The government has extended the ban on landlords evicting firms for unpaid commercial rent for another nine months.
The ban, which stops landlords taking tenants to court for non-payment, was due to end on 30 June, but has now been extended until March 2022 in the wake of Monday’s decision to push back so-called freedom day to 19 July.
Treasury secretary Stephen Barclay said the delay in easing lockdown restrictions, announced on Monday, “present additional challenges” to business.
It is estimated that firms in retail and hospitality are £5bn in rent debt.
The moratorium of commercial evictions was first announced in April last year, and was initially designed to help struggling businesses through to September 2020.
While retailers and hospitality firms welcomed the decision to extend the ban, landlords voiced dismay and again warned that some profitable tenants were abusing the ban to avoid paying rent they can afford.
Barclay said: “We welcome ongoing negotiations between landlords and tenants about accrued rent as we continue to recover from the pandemic. To support these, we’re now providing a new backstop to help businesses and tenants to return to normal.”
According to business secretary Kwasi Kwarteng, sorting out commercial rent debts will be supported by a new binding arbitration system.
He said: “The new arbitration process will be underpinned by law, providing commercial tenants and landlords with peace of mind that covid-related rent debts will be settled fairly, and with finality.”
However, the government has so far not announced plans to introduce a similar mandatory arbitration to settle disputes between landlords and tenants in the residential sector.

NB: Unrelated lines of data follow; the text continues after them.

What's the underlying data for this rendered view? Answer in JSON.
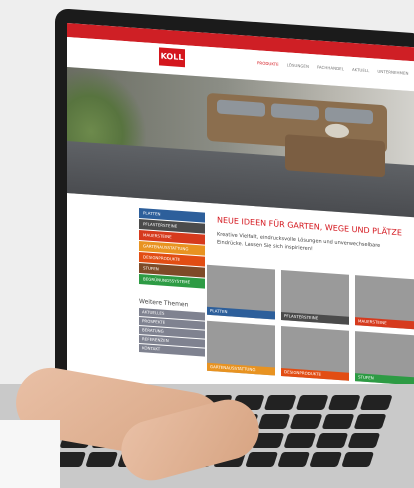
{
  "site": {
    "logo_text": "KOLL",
    "nav": [
      "PRODUKTE",
      "LÖSUNGEN",
      "FACHHANDEL",
      "AKTUELL",
      "UNTERNEHMEN"
    ],
    "active_nav_index": 0,
    "colors": {
      "brand": "#d4161d",
      "topbar": "#cf1f25",
      "sidebar_muted": "#7f8290"
    }
  },
  "sidebar": {
    "items": [
      {
        "label": "PLATTEN",
        "color": "#2d5f9b"
      },
      {
        "label": "PFLASTERSTEINE",
        "color": "#4b4b4b"
      },
      {
        "label": "MAUERSTEINE",
        "color": "#d63a1d"
      },
      {
        "label": "GARTENAUSSTATTUNG",
        "color": "#e89321"
      },
      {
        "label": "DESIGNPRODUKTE",
        "color": "#e24d13"
      },
      {
        "label": "STUFEN",
        "color": "#7e4a27"
      },
      {
        "label": "BEGRÜNUNGSSYSTEME",
        "color": "#2d9b44"
      }
    ]
  },
  "content": {
    "title": "NEUE IDEEN FÜR GARTEN, WEGE UND PLÄTZE",
    "intro": "Kreative Vielfalt, eindrucksvolle Lösungen und unverwechselbare Eindrücke. Lassen Sie sich inspirieren!"
  },
  "cards": [
    {
      "label": "PLATTEN",
      "color": "#2d5f9b"
    },
    {
      "label": "PFLASTERSTEINE",
      "color": "#4b4b4b"
    },
    {
      "label": "MAUERSTEINE",
      "color": "#d63a1d"
    },
    {
      "label": "GARTENAUSSTATTUNG",
      "color": "#e89321"
    },
    {
      "label": "DESIGNPRODUKTE",
      "color": "#e24d13"
    },
    {
      "label": "STUFEN",
      "color": "#2d9b44"
    }
  ],
  "themes": {
    "title": "Weitere Themen",
    "items": [
      "AKTUELLES",
      "PROSPEKTE",
      "BERATUNG",
      "REFERENZEN",
      "KONTAKT"
    ]
  }
}
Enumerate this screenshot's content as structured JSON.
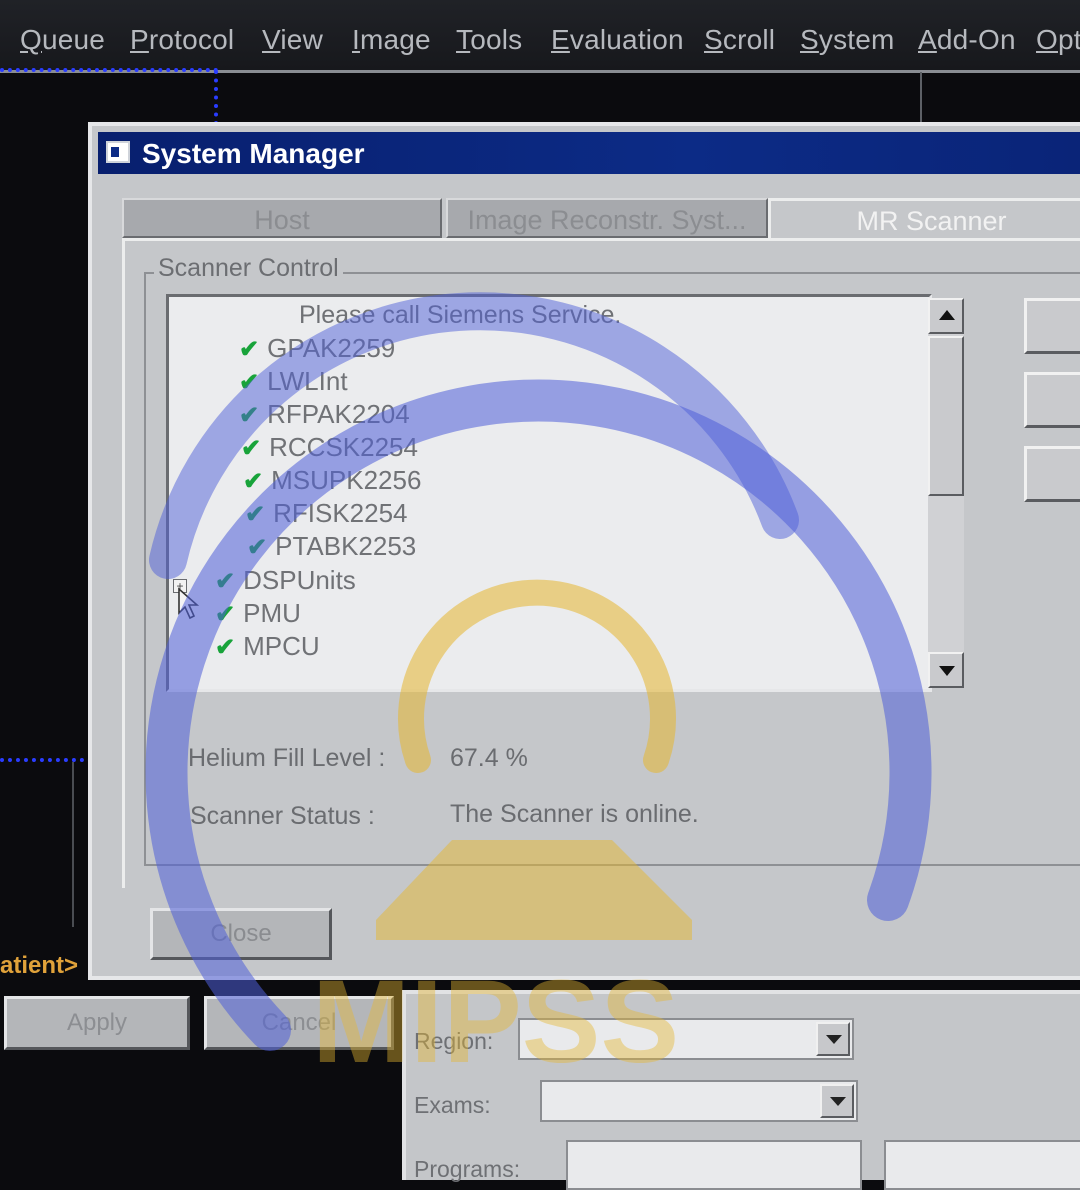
{
  "menubar": {
    "items": [
      "Queue",
      "Protocol",
      "View",
      "Image",
      "Tools",
      "Evaluation",
      "Scroll",
      "System",
      "Add-On",
      "Opt"
    ]
  },
  "background": {
    "patient_label": "atient>",
    "apply_label": "Apply",
    "cancel_label": "Cancel",
    "region_label": "Region:",
    "exams_label": "Exams:",
    "programs_label": "Programs:"
  },
  "dialog": {
    "title": "System Manager",
    "tabs": [
      {
        "label": "Host",
        "active": false
      },
      {
        "label": "Image Reconstr. Syst...",
        "active": false
      },
      {
        "label": "MR Scanner",
        "active": true
      }
    ],
    "group_title": "Scanner Control",
    "tree": {
      "message": "Please call Siemens Service.",
      "items": [
        {
          "label": "GPAK2259",
          "ok": true
        },
        {
          "label": "LWLInt",
          "ok": true
        },
        {
          "label": "RFPAK2204",
          "ok": true
        },
        {
          "label": "RCCSK2254",
          "ok": true
        },
        {
          "label": "MSUPK2256",
          "ok": true
        },
        {
          "label": "RFISK2254",
          "ok": true
        },
        {
          "label": "PTABK2253",
          "ok": true
        },
        {
          "label": "DSPUnits",
          "ok": true,
          "expandable": true
        },
        {
          "label": "PMU",
          "ok": true
        },
        {
          "label": "MPCU",
          "ok": true
        }
      ]
    },
    "helium_label": "Helium Fill Level :",
    "helium_value": "67.4 %",
    "status_label": "Scanner Status :",
    "status_value": "The Scanner is online.",
    "close_label": "Close"
  },
  "watermark": {
    "text": "MIPSS",
    "blue": "#4f5fd8",
    "gold": "#e6b730"
  },
  "colors": {
    "check_green": "#18a33a",
    "title_blue": "#0c2b86"
  }
}
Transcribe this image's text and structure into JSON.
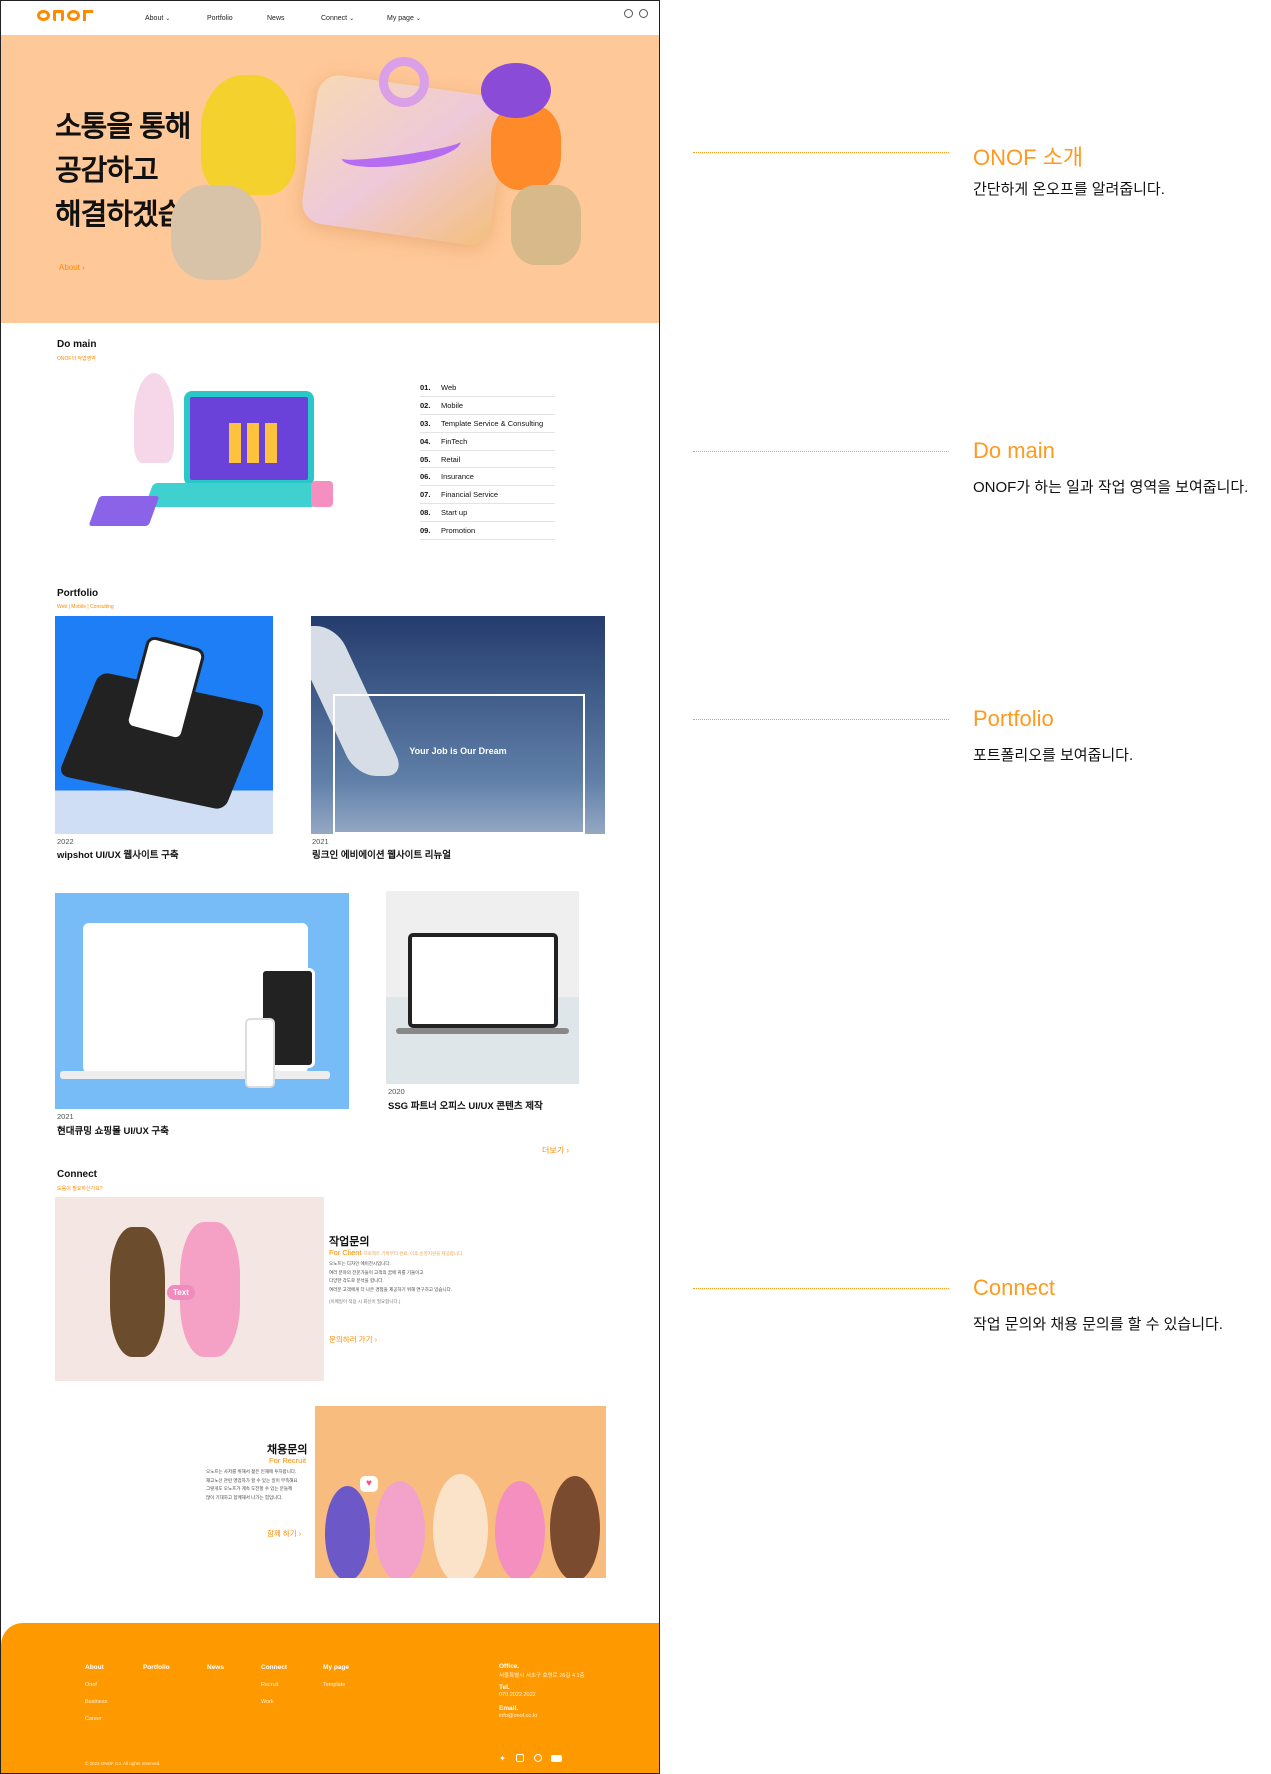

Communities Secretary Robert Jenrick commented: “We have provided unprecedented support to businesses to help them through the pandemic. However, as we continue to lift restrictions and start to return to business as usual, tenants and landlords should be preparing to pay rent or come to an agreement if they have not done so already.
“This special scheme reflects the unprecedented nature of the pandemic and responds to the unique challenges faced by some businesses. It strikes the right balance between protecting landlords while also helping businesses most in need, so they are able to reopen when it is safe to do so.”